WHAT YOU WILL DO: Your answer must be an exact copy of the data below.

[[ RECORDS open ]]

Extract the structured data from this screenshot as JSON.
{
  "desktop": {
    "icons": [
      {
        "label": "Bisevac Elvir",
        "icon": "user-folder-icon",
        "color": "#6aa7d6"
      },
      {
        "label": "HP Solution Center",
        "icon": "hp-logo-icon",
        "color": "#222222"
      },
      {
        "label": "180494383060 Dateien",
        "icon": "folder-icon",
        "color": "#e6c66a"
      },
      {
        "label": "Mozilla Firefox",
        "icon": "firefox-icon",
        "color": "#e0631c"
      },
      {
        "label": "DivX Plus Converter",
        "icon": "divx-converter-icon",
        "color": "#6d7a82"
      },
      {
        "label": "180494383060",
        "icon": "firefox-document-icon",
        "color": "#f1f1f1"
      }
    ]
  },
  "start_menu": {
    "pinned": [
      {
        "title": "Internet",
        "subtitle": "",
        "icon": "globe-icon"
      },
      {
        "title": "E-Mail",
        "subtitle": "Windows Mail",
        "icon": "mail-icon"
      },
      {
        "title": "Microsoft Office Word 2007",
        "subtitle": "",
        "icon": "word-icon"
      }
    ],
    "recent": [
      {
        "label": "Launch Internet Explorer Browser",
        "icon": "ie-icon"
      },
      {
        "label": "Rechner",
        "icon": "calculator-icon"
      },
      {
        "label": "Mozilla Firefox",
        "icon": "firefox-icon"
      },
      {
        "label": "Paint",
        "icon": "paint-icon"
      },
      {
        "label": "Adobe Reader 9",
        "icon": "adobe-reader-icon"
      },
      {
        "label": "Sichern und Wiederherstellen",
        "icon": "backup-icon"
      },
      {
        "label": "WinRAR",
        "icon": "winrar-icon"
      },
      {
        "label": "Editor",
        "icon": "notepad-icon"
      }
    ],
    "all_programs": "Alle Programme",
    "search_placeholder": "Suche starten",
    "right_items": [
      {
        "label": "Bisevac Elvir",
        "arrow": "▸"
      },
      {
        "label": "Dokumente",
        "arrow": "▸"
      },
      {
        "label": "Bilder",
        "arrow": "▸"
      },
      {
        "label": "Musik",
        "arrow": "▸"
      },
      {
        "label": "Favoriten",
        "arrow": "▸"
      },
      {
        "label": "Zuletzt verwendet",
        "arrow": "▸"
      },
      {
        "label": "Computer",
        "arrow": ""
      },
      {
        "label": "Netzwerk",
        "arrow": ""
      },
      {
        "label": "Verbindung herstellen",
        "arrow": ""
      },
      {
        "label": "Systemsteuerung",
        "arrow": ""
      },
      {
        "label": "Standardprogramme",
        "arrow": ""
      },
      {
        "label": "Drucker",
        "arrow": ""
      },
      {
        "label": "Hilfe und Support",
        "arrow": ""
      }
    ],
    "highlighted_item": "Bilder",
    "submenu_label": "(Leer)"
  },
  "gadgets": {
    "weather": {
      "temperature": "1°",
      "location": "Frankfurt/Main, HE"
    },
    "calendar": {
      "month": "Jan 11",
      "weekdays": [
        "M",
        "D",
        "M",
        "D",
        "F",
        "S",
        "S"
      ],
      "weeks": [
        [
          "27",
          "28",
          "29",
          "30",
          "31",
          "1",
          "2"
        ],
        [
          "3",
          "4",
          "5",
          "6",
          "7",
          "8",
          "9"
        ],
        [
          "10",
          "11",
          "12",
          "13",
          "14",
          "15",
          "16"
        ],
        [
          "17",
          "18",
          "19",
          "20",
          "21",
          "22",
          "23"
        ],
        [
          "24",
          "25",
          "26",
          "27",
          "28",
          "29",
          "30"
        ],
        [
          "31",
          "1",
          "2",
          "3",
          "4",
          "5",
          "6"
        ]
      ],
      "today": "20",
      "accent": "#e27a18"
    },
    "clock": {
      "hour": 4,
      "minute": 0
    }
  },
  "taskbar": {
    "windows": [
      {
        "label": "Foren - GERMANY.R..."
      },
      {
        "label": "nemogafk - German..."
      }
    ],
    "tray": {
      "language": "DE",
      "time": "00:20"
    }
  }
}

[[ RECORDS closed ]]

ANSWER TO THE PROBLEM:
Extract the structured data from this screenshot as JSON.
{
  "desktop": {
    "icons": [
      {
        "label": "Bisevac Elvir",
        "icon": "user-folder-icon",
        "color": "#6aa7d6"
      },
      {
        "label": "HP Solution Center",
        "icon": "hp-logo-icon",
        "color": "#222222"
      },
      {
        "label": "180494383060 Dateien",
        "icon": "folder-icon",
        "color": "#e6c66a"
      },
      {
        "label": "Mozilla Firefox",
        "icon": "firefox-icon",
        "color": "#e0631c"
      },
      {
        "label": "DivX Plus Converter",
        "icon": "divx-converter-icon",
        "color": "#6d7a82"
      },
      {
        "label": "180494383060",
        "icon": "firefox-document-icon",
        "color": "#f1f1f1"
      }
    ]
  },
  "start_menu": {
    "pinned": [
      {
        "title": "Internet",
        "subtitle": "",
        "icon": "globe-icon"
      },
      {
        "title": "E-Mail",
        "subtitle": "Windows Mail",
        "icon": "mail-icon"
      },
      {
        "title": "Microsoft Office Word 2007",
        "subtitle": "",
        "icon": "word-icon"
      }
    ],
    "recent": [
      {
        "label": "Launch Internet Explorer Browser",
        "icon": "ie-icon"
      },
      {
        "label": "Rechner",
        "icon": "calculator-icon"
      },
      {
        "label": "Mozilla Firefox",
        "icon": "firefox-icon"
      },
      {
        "label": "Paint",
        "icon": "paint-icon"
      },
      {
        "label": "Adobe Reader 9",
        "icon": "adobe-reader-icon"
      },
      {
        "label": "Sichern und Wiederherstellen",
        "icon": "backup-icon"
      },
      {
        "label": "WinRAR",
        "icon": "winrar-icon"
      },
      {
        "label": "Editor",
        "icon": "notepad-icon"
      }
    ],
    "all_programs": "Alle Programme",
    "search_placeholder": "Suche starten",
    "right_items": [
      {
        "label": "Bisevac Elvir",
        "arrow": "▸"
      },
      {
        "label": "Dokumente",
        "arrow": "▸"
      },
      {
        "label": "Bilder",
        "arrow": "▸"
      },
      {
        "label": "Musik",
        "arrow": "▸"
      },
      {
        "label": "Favoriten",
        "arrow": "▸"
      },
      {
        "label": "Zuletzt verwendet",
        "arrow": "▸"
      },
      {
        "label": "Computer",
        "arrow": ""
      },
      {
        "label": "Netzwerk",
        "arrow": ""
      },
      {
        "label": "Verbindung herstellen",
        "arrow": ""
      },
      {
        "label": "Systemsteuerung",
        "arrow": ""
      },
      {
        "label": "Standardprogramme",
        "arrow": ""
      },
      {
        "label": "Drucker",
        "arrow": ""
      },
      {
        "label": "Hilfe und Support",
        "arrow": ""
      }
    ],
    "highlighted_item": "Bilder",
    "submenu_label": "(Leer)"
  },
  "gadgets": {
    "weather": {
      "temperature": "1°",
      "location": "Frankfurt/Main, HE"
    },
    "calendar": {
      "month": "Jan 11",
      "weekdays": [
        "M",
        "D",
        "M",
        "D",
        "F",
        "S",
        "S"
      ],
      "weeks": [
        [
          "27",
          "28",
          "29",
          "30",
          "31",
          "1",
          "2"
        ],
        [
          "3",
          "4",
          "5",
          "6",
          "7",
          "8",
          "9"
        ],
        [
          "10",
          "11",
          "12",
          "13",
          "14",
          "15",
          "16"
        ],
        [
          "17",
          "18",
          "19",
          "20",
          "21",
          "22",
          "23"
        ],
        [
          "24",
          "25",
          "26",
          "27",
          "28",
          "29",
          "30"
        ],
        [
          "31",
          "1",
          "2",
          "3",
          "4",
          "5",
          "6"
        ]
      ],
      "today": "20",
      "accent": "#e27a18"
    },
    "clock": {
      "hour": 4,
      "minute": 0
    }
  },
  "taskbar": {
    "windows": [
      {
        "label": "Foren - GERMANY.R..."
      },
      {
        "label": "nemogafk - German..."
      }
    ],
    "tray": {
      "language": "DE",
      "time": "00:20"
    }
  }
}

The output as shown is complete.